> [PROVIDED MATERIAL]:
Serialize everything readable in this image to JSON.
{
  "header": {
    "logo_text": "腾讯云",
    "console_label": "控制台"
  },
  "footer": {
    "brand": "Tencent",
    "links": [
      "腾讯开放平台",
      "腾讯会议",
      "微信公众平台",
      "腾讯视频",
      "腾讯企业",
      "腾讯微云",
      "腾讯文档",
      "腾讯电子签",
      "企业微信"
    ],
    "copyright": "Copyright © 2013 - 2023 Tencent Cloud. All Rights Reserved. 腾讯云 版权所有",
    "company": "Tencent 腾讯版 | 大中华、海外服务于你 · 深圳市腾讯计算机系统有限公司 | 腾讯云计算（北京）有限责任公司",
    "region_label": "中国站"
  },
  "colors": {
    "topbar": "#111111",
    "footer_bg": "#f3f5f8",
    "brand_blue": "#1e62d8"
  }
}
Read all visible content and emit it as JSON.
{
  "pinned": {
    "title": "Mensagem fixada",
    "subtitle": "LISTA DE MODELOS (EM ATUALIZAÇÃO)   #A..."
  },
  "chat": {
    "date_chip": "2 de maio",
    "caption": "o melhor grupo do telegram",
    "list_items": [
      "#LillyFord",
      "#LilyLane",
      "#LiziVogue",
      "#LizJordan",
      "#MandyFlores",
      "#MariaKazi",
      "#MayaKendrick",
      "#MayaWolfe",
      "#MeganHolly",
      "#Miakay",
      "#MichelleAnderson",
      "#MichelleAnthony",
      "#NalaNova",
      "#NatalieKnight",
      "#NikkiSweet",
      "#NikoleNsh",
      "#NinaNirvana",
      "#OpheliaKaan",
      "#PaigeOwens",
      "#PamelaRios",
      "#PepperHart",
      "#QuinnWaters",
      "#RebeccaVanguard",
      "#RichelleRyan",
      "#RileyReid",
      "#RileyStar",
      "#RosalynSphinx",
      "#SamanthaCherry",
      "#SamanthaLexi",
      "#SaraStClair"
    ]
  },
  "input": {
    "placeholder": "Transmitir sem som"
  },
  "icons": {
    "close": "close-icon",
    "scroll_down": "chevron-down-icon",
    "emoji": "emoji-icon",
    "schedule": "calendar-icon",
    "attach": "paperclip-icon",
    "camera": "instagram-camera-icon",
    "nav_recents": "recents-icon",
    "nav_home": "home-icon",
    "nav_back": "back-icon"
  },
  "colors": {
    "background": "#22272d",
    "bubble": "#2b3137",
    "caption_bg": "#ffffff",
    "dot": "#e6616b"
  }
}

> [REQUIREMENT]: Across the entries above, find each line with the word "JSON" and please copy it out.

> [REPLY TO THE TASK]:
Serialize everything readable in this image to JSON.
Read all visible content and emit it as JSON.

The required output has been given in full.